◆ **Materials provided**:
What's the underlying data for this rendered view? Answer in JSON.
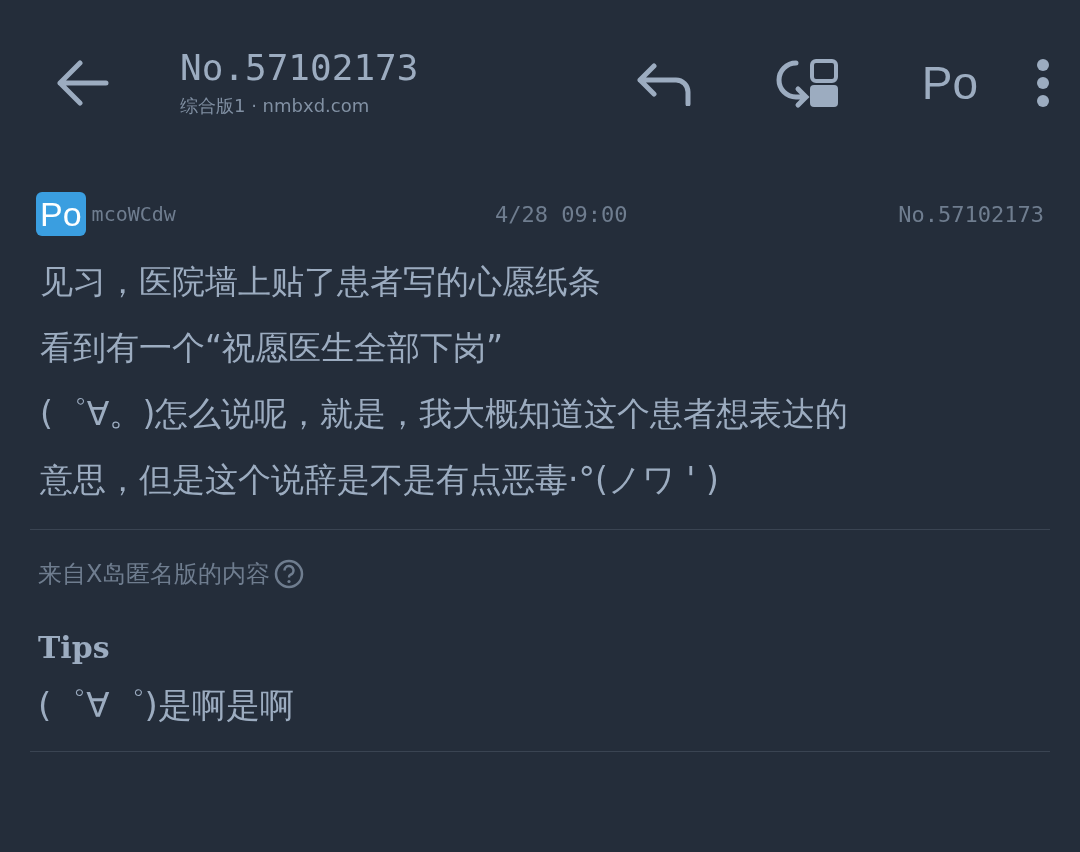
{
  "toolbar": {
    "title": "No.57102173",
    "subtitle": "综合版1 · nmbxd.com",
    "po_button": "Po"
  },
  "post": {
    "badge": "Po",
    "user": "mcoWCdw",
    "time": "4/28 09:00",
    "number": "No.57102173",
    "lines": [
      "见习，医院墙上贴了患者写的心愿纸条",
      "看到有一个“祝愿医生全部下岗”",
      "(゜∀。)怎么说呢，就是，我大概知道这个患者想表达的",
      "意思，但是这个说辞是不是有点恶毒·°(ノワ ' )"
    ]
  },
  "source_note": "来自X岛匿名版的内容",
  "tips": {
    "title": "Tips",
    "text": "(゜∀゜)是啊是啊"
  }
}
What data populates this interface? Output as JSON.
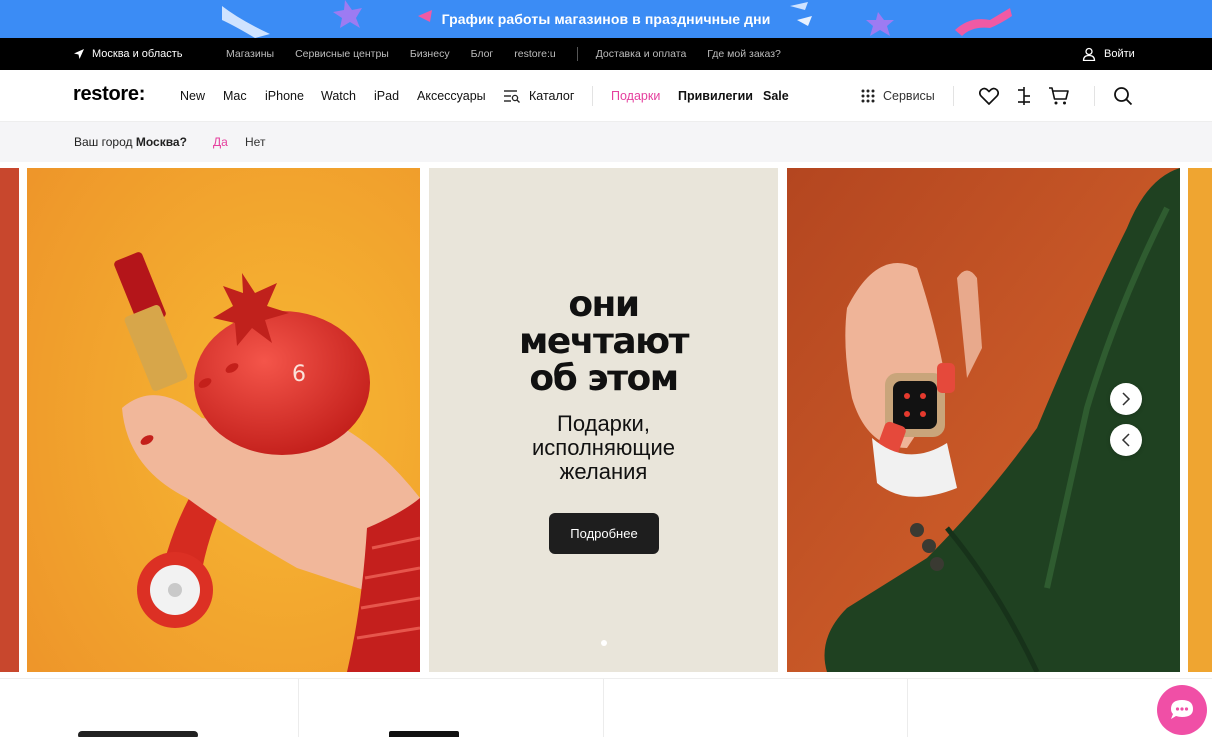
{
  "promo": {
    "text": "График работы магазинов в праздничные дни"
  },
  "topbar": {
    "location": "Москва и область",
    "links": [
      "Магазины",
      "Сервисные центры",
      "Бизнесу",
      "Блог",
      "restore:u"
    ],
    "links2": [
      "Доставка и оплата",
      "Где мой заказ?"
    ],
    "login": "Войти"
  },
  "nav": {
    "logo": "restore:",
    "items": [
      "New",
      "Mac",
      "iPhone",
      "Watch",
      "iPad",
      "Аксессуары"
    ],
    "catalog": "Каталог",
    "gifts": "Подарки",
    "privileges": "Привилегии",
    "sale": "Sale",
    "services": "Сервисы"
  },
  "citybar": {
    "question": "Ваш город",
    "city": "Москва?",
    "yes": "Да",
    "no": "Нет"
  },
  "hero": {
    "headline": [
      "они",
      "мечтают",
      "об этом"
    ],
    "subline": [
      "Подарки,",
      "исполняющие",
      "желания"
    ],
    "cta": "Подробнее",
    "badge_digit": "6"
  },
  "colors": {
    "promo_bg": "#3b8cf5",
    "accent_pink": "#e5409e",
    "chat_bg": "#f04fa6",
    "cta_bg": "#1e1e1e",
    "topbar_bg": "#000000"
  }
}
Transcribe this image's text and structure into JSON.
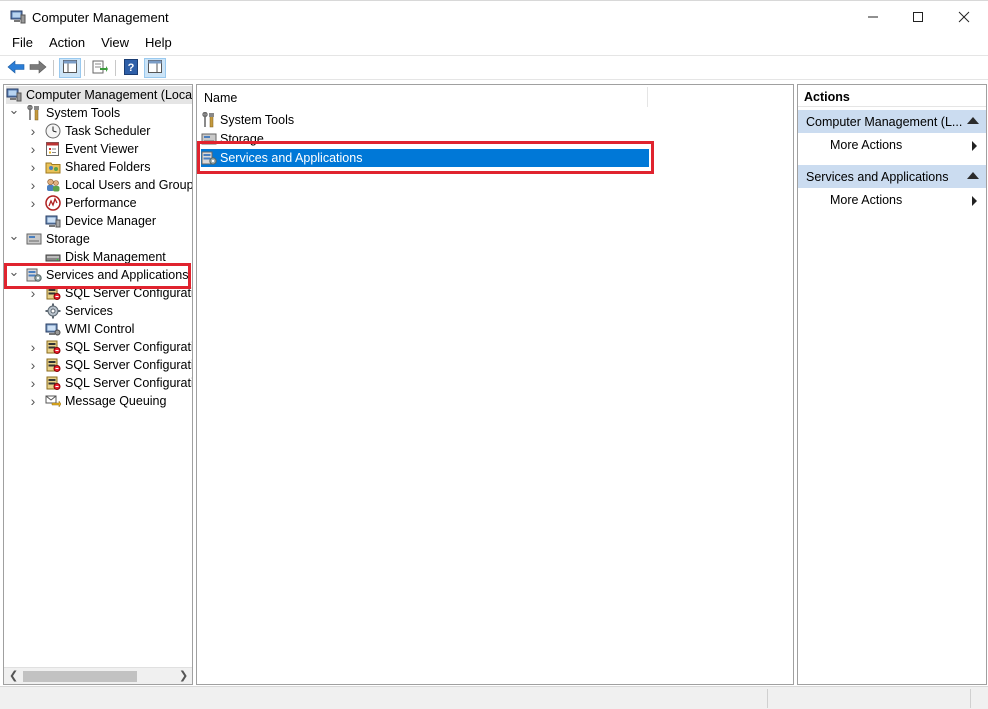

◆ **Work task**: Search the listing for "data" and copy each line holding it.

◆ **Exercise result**:
What's the underlying data for this rendered view? Answer in JSON.
What data populates this interface? Output as JSON.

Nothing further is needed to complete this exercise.